Two days of worse-than-reported weather. Day 24: a very long day of trekking (29 km and around 1800m vertical gain), out of the Karwendel mountains and into the Wetterstein, through the Gleirsch gorge, the villages of Scharnitz and Leutasch, over the Hoher Sattel and the (surprisingly rather tricky) Söllerpass (2259m), towards Germany and up into its highest mountain range, the Wetterstein.
Gleirschklamm in the Karwendel
Despite a reportedly dry day, according to the forecast, rain fell for most of the day. By late afternoon, when I reached the Meilerhütte on the Austrian-German border, this had turned into a full storm. At night this unannounced storm raged with gale-force winds, so hard that the hut warden went around the hut in the morning, to check it was still in one piece!
Storm rising on the karst plateau near Meilerhütte

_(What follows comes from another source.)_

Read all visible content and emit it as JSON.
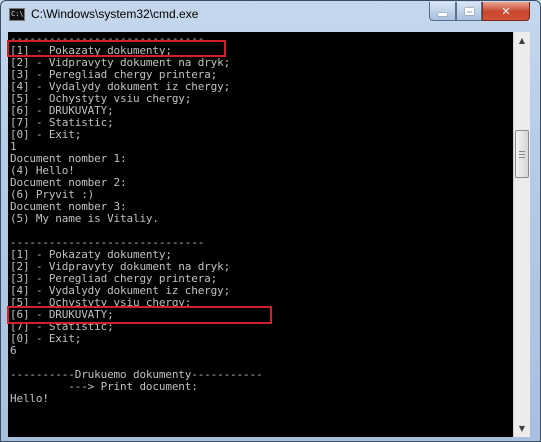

The silver lining of my unplanned stay on Meilerhütte: I meet two anglophone astrophysicists, and we trek together the next day (the 25th) towards Zugspitze, the highest peak in Germany and the northern turning point of my trek. One of my companions, it turns out, went to the same primary school as I did in Tokyo, when we were both young kids, just one year apart. Small world indeed!

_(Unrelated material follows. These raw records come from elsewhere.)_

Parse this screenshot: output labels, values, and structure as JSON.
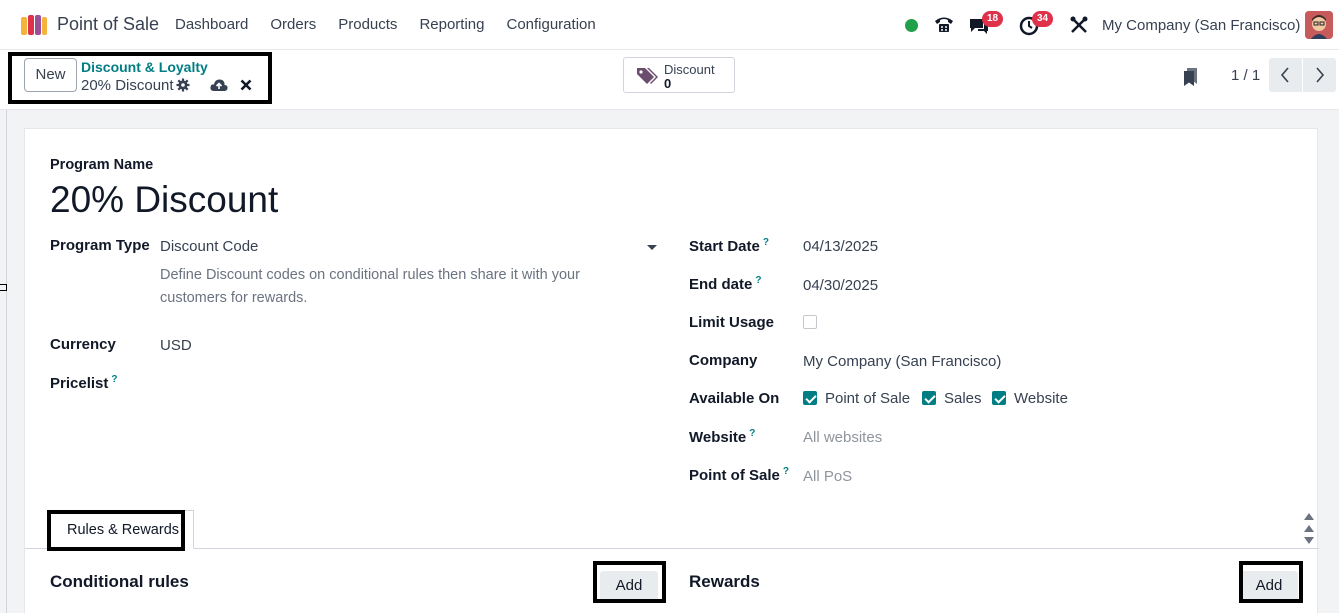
{
  "navbar": {
    "app_name": "Point of Sale",
    "menu": [
      "Dashboard",
      "Orders",
      "Products",
      "Reporting",
      "Configuration"
    ],
    "chat_count": "18",
    "activity_count": "34",
    "company": "My Company (San Francisco)",
    "status_color": "#21a04a"
  },
  "control": {
    "new_label": "New",
    "breadcrumb_parent": "Discount & Loyalty",
    "breadcrumb_current": "20% Discount",
    "smart_button": {
      "label": "Discount",
      "count": "0",
      "icon": "tag-icon"
    },
    "pager": "1 / 1"
  },
  "form": {
    "program_name_label": "Program Name",
    "program_name": "20% Discount",
    "program_type_label": "Program Type",
    "program_type": "Discount Code",
    "program_type_desc": "Define Discount codes on conditional rules then share it with your customers for rewards.",
    "currency_label": "Currency",
    "currency": "USD",
    "pricelist_label": "Pricelist",
    "help_mark": "?",
    "start_date_label": "Start Date",
    "start_date": "04/13/2025",
    "end_date_label": "End date",
    "end_date": "04/30/2025",
    "limit_usage_label": "Limit Usage",
    "limit_usage": false,
    "company_label": "Company",
    "company": "My Company (San Francisco)",
    "available_on_label": "Available On",
    "available_on": [
      {
        "label": "Point of Sale",
        "checked": true
      },
      {
        "label": "Sales",
        "checked": true
      },
      {
        "label": "Website",
        "checked": true
      }
    ],
    "website_label": "Website",
    "website_placeholder": "All websites",
    "pos_label": "Point of Sale",
    "pos_placeholder": "All PoS"
  },
  "tabs": {
    "active": "Rules & Rewards"
  },
  "rules": {
    "conditional_title": "Conditional rules",
    "rewards_title": "Rewards",
    "add_label": "Add"
  },
  "colors": {
    "accent": "#017e84",
    "badge": "#e0314b",
    "highlight_border": "#000000"
  }
}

So on a still-stormy morning we head down, past crazy King Ludwig’s hunting lodge Schachenhaus, and then up the Reintal to the Knorrhütte, one of the classic waypoints on the way to Zugspitze.
A bit of afternoon sun in the Wetterstein mountains
View from near Knorrhütte
So now I’m back in Germany (for just two days), almost four weeks after my trek began. The border here is porous, hardly noticeable; the mountains feel far more real than the countries that claim them. Part of the terrace of Meilerhütte is in Austria; the hut itself on German soil – another reminder of just how artificial all of these national borders are.
Have a great day!